Photo: Paul Peacock

For example, her son sees a specialist who doesn’t accept the family’s health insurance. Grossman asked if the specialist would lower the per-visit cost, which the specialist did—to $150 from $200. Then, Grossman submitted a claim to her insurance company, which covered $97 for each $150 visit.  

It also helps, she says, to ask for itemized bills to spot potential overcharges or errors. She recalls going to the hospital on a pregnancy-related visit seven years ago and seeing a $200 copay charge on her itemized bill for the emergency room, even though she never went to the emergency room. The charge was dropped after she called.      

Nearly half of adults who received a medical or dental bill that they thought contained an error successfully resolved the disputed bill with their medical care provider or insurer, according to a 2022 healthcare debt survey from the Kaiser Family Foundation, a nonprofit organization that focuses on health care issues. 

With a few questions, prescription costs can be reduced or avoided as well. 

Grossman’s husband, Paul Peacock, was prescribed a $400 medication from his dermatologist. She suggested he call his doctor, say $400 was too much for them, and ask if there was a cheaper alternative. He did and there was. His new prescription costs $168. 

Grossman isn’t afraid to ask for price breaks in other parts of their lives as well. When the couple needed the HVAC replaced, the contractor handed them a bill for $7,600.

“Is there anything else you can do for us?” she asked. He gave one glance to his partner, she recalls, and responded “How about if we lop off $400?”  

“Yes, let’s do that,” she responded.

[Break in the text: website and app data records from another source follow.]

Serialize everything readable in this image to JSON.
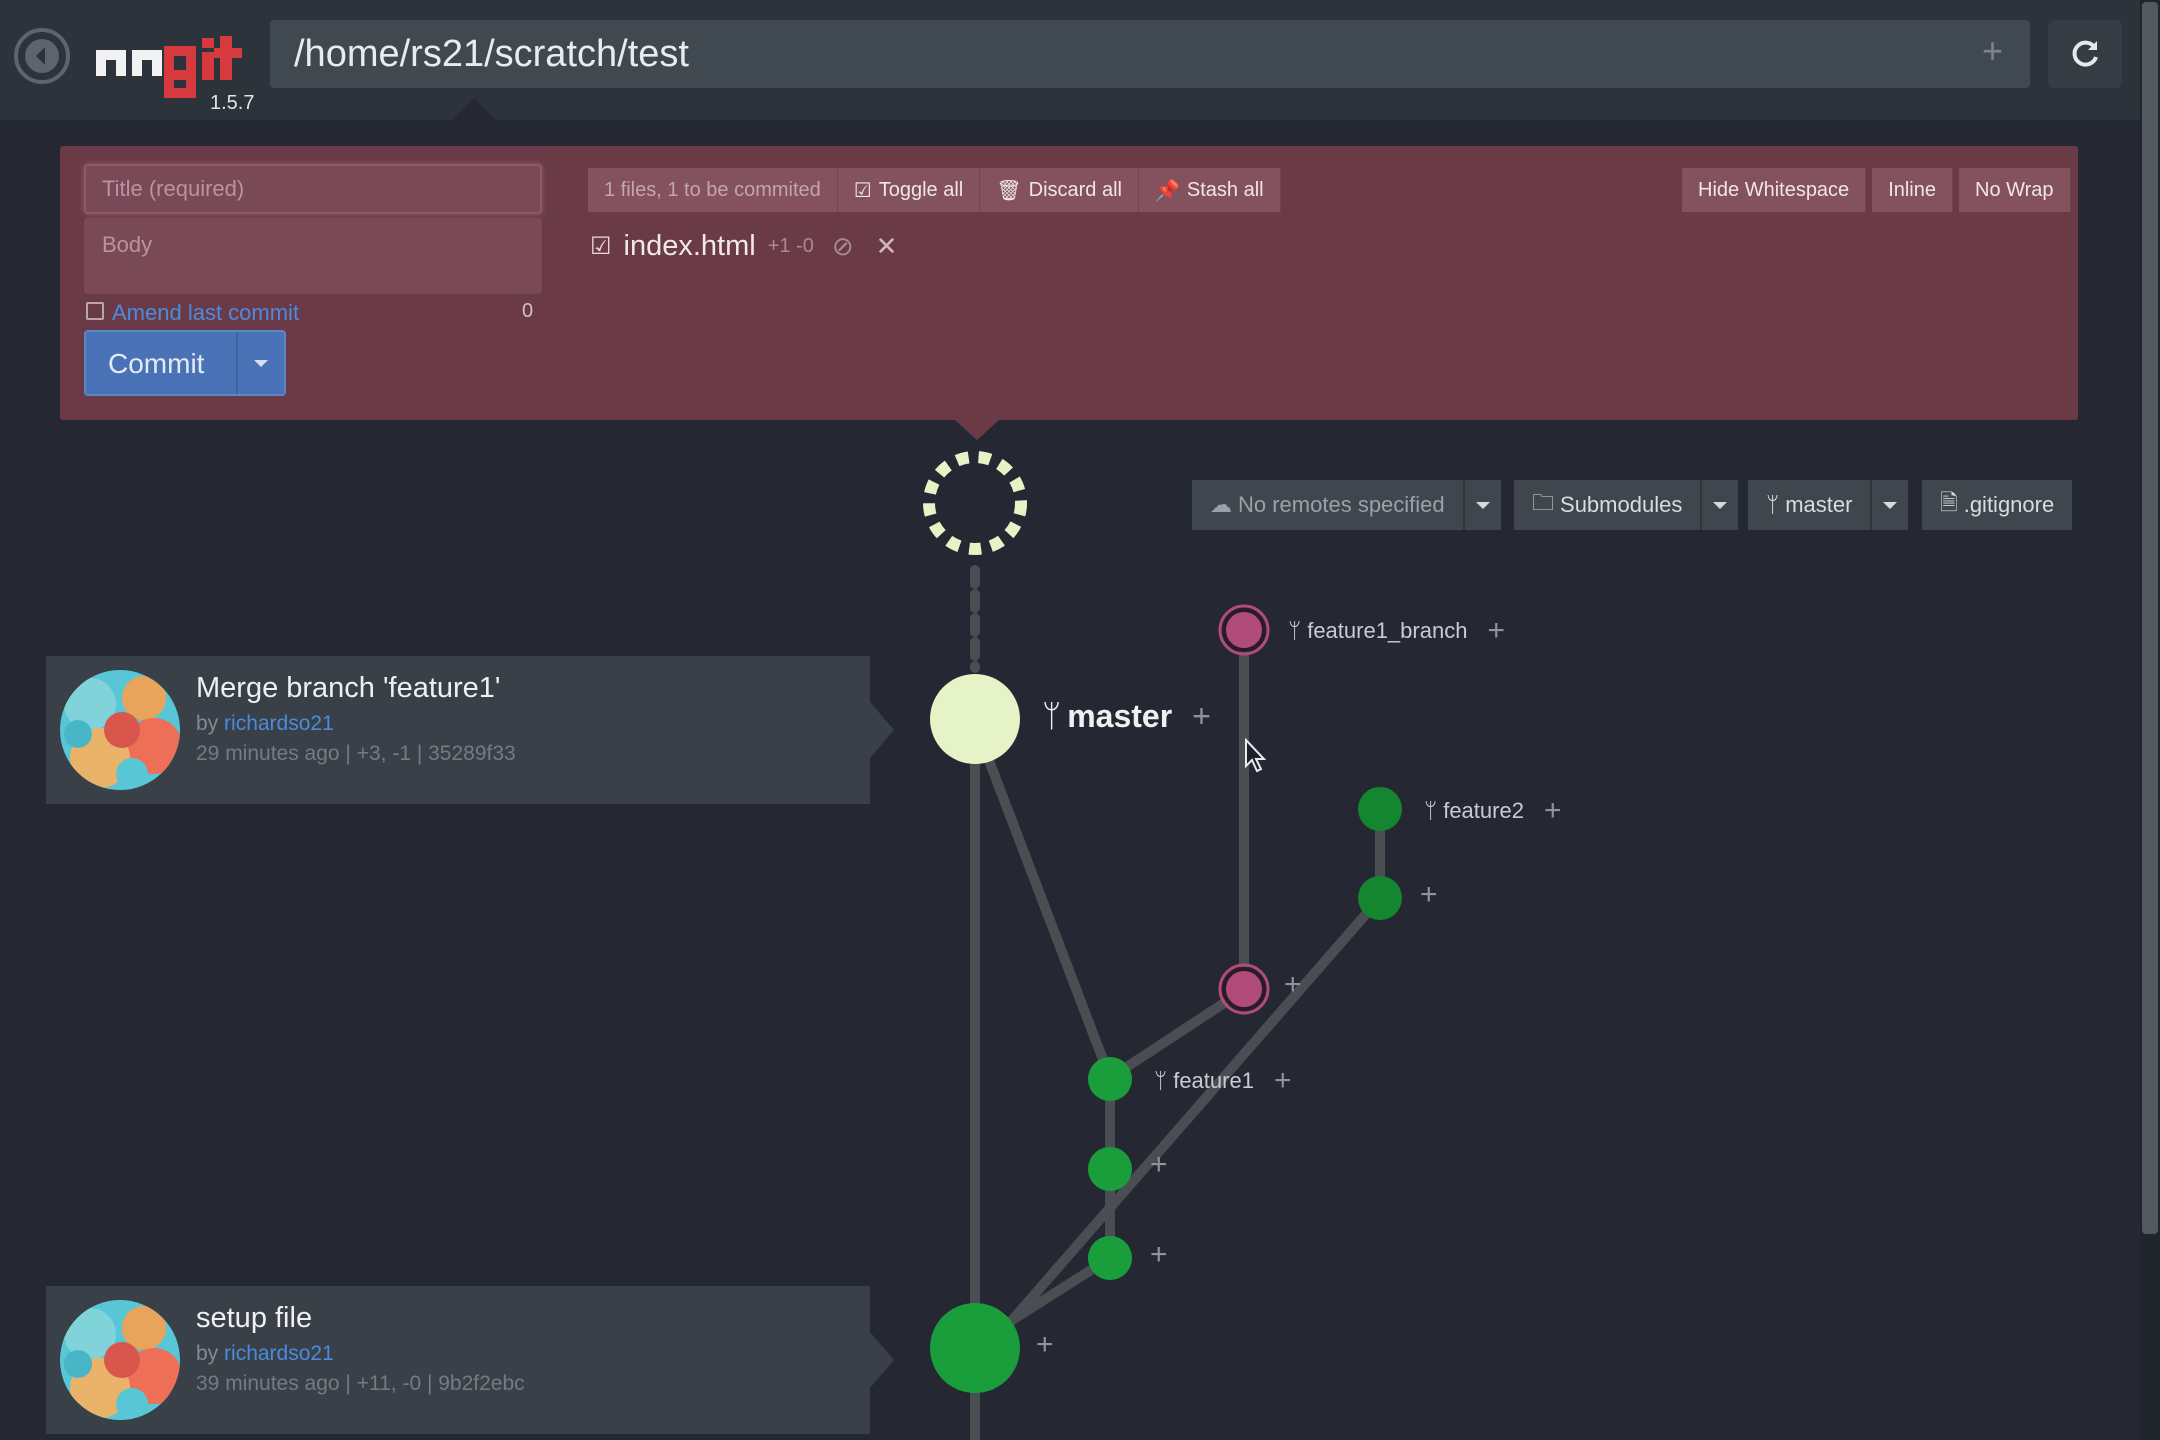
{
  "app": {
    "path": "/home/rs21/scratch/test",
    "version": "1.5.7",
    "logo_text": "ungit"
  },
  "staging": {
    "title_placeholder": "Title (required)",
    "body_placeholder": "Body",
    "amend_label": "Amend last commit",
    "char_count": "0",
    "commit_label": "Commit",
    "summary": "1 files, 1 to be commited",
    "toggle_all": "Toggle all",
    "discard_all": "Discard all",
    "stash_all": "Stash all",
    "hide_whitespace": "Hide Whitespace",
    "inline": "Inline",
    "no_wrap": "No Wrap",
    "file": {
      "name": "index.html",
      "diff": "+1 -0"
    }
  },
  "repo_toolbar": {
    "remotes": "No remotes specified",
    "submodules": "Submodules",
    "branch": "master",
    "gitignore": ".gitignore"
  },
  "commits": [
    {
      "title": "Merge branch 'feature1'",
      "by": "by",
      "author": "richardso21",
      "meta": "29 minutes ago | +3, -1 | 35289f33"
    },
    {
      "title": "setup file",
      "by": "by",
      "author": "richardso21",
      "meta": "39 minutes ago | +11, -0 | 9b2f2ebc"
    }
  ],
  "refs": {
    "feature1_branch": "feature1_branch",
    "master": "master",
    "feature2": "feature2",
    "feature1": "feature1"
  },
  "colors": {
    "staging_bg": "#6a3b47",
    "master_node": "#e6f3c6",
    "green_node": "#1a9e3c",
    "pink_node": "#b04b7a",
    "link": "#4a8bdd",
    "commit_button": "#4a72b6"
  },
  "icons": {
    "back": "arrow-left-circle",
    "refresh": "refresh",
    "branch": "code-fork",
    "cloud": "cloud-upload",
    "folder": "folder",
    "file": "file-text",
    "check": "check-square",
    "trash": "trash",
    "pin": "thumbtack",
    "ban": "ban",
    "close": "times"
  }
}
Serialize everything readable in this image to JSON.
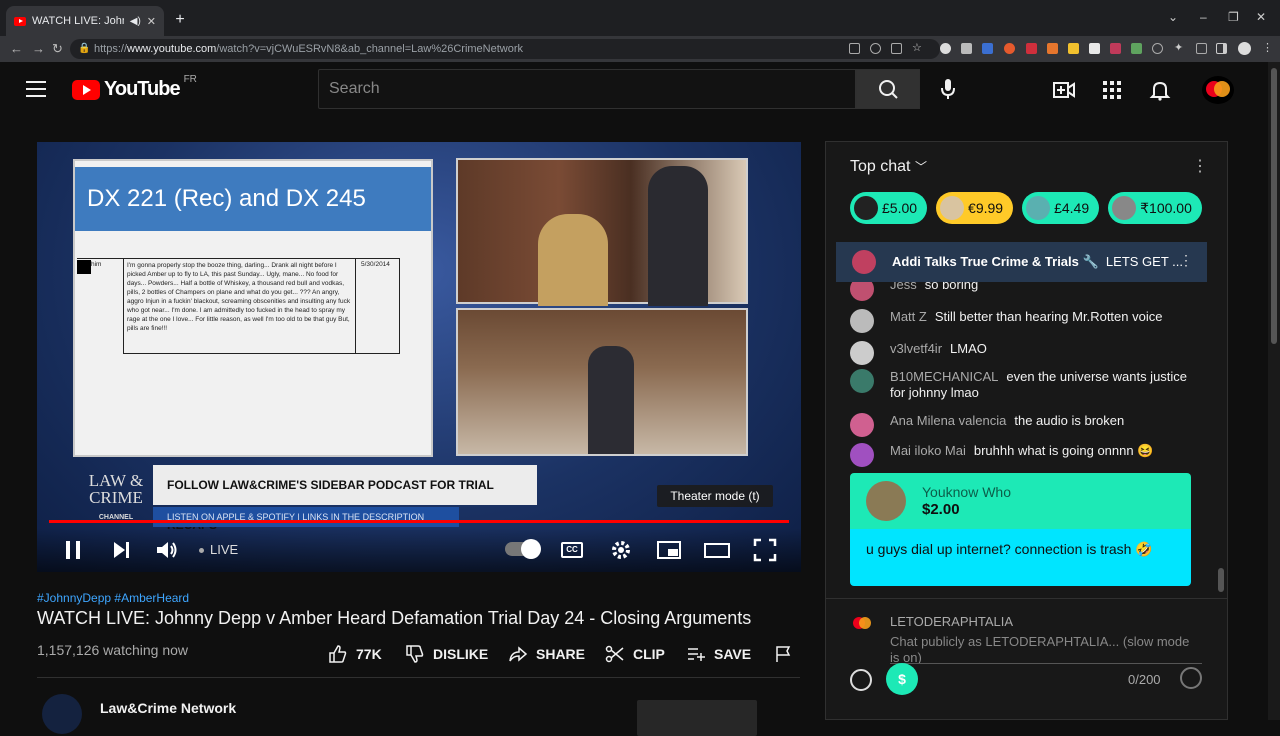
{
  "browser": {
    "tab_title": "WATCH LIVE: Johnny Depp v",
    "url_prefix": "https://",
    "url_host": "www.youtube.com",
    "url_path": "/watch?v=vjCWuESRvN8&ab_channel=Law%26CrimeNetwork"
  },
  "youtube": {
    "brand": "YouTube",
    "region": "FR",
    "search_placeholder": "Search"
  },
  "video": {
    "doc_title": "DX 221 (Rec) and DX 245",
    "doc_from": "him",
    "doc_date": "5/30/2014",
    "doc_body": "I'm gonna properly stop the booze thing, darling... Drank all night before I picked Amber up to fly to LA, this past Sunday... Ugly, mane... No food for days... Powders... Half a bottle of Whiskey, a thousand red bull and vodkas, pills, 2 bottles of Champers on plane and what do you get... ??? An angry, aggro Injun in a fuckin' blackout, screaming obscenities and insulting any fuck who got near... I'm done. I am admittedly too fucked in the head to spray my rage at the one I love... For little reason, as well     I'm too old to be that guy     But, pills are fine!!!",
    "lc_logo": "LAW & CRIME",
    "lc_channel": "CHANNEL",
    "banner_main": "FOLLOW LAW&CRIME'S SIDEBAR PODCAST FOR TRIAL RECAPS",
    "banner_sub": "LISTEN ON APPLE & SPOTIFY | LINKS IN THE DESCRIPTION",
    "tooltip": "Theater mode (t)",
    "live_label": "LIVE",
    "cc_label": "CC"
  },
  "meta": {
    "tags": "#JohnnyDepp #AmberHeard",
    "title": "WATCH LIVE: Johnny Depp v Amber Heard Defamation Trial Day 24 - Closing Arguments",
    "views": "1,157,126 watching now",
    "likes": "77K",
    "dislike": "DISLIKE",
    "share": "SHARE",
    "clip": "CLIP",
    "save": "SAVE",
    "channel_name": "Law&Crime Network"
  },
  "chat": {
    "header": "Top chat",
    "tickers": [
      {
        "amount": "£5.00",
        "color": "#1de9b6"
      },
      {
        "amount": "€9.99",
        "color": "#ffca28"
      },
      {
        "amount": "£4.49",
        "color": "#1de9b6"
      },
      {
        "amount": "₹100.00",
        "color": "#1de9b6"
      }
    ],
    "pinned": {
      "author": "Addi Talks True Crime & Trials 🔧",
      "text": "LETS GET ..."
    },
    "messages": [
      {
        "author": "Jess",
        "text": "so boring"
      },
      {
        "author": "Matt Z",
        "text": "Still better than hearing Mr.Rotten voice"
      },
      {
        "author": "v3lvetf4ir",
        "text": "LMAO"
      },
      {
        "author": "B10MECHANICAL",
        "text": "even the universe wants justice for johnny lmao"
      },
      {
        "author": "Ana Milena valencia",
        "text": "the audio is broken"
      },
      {
        "author": "Mai iloko Mai",
        "text": "bruhhh what is going onnnn 😆"
      }
    ],
    "superchat": {
      "author": "Youknow Who",
      "amount": "$2.00",
      "text": "u guys dial up internet? connection is trash 🤣"
    },
    "user_name": "LETODERAPHTALIA",
    "input_placeholder": "Chat publicly as LETODERAPHTALIA... (slow mode is on)",
    "char_count": "0/200"
  }
}
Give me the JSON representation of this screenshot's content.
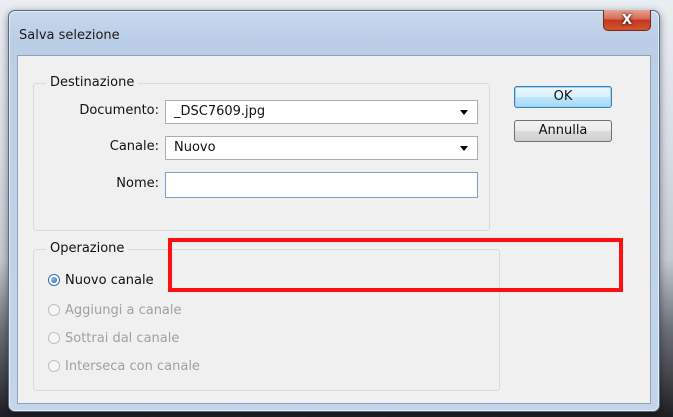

Write to Veronica Dagher at [email protected], Jacob Passy at [email protected], Nora Eckert at [email protected], Cordilia James at [email protected] and Clare Ansberry at [email protected]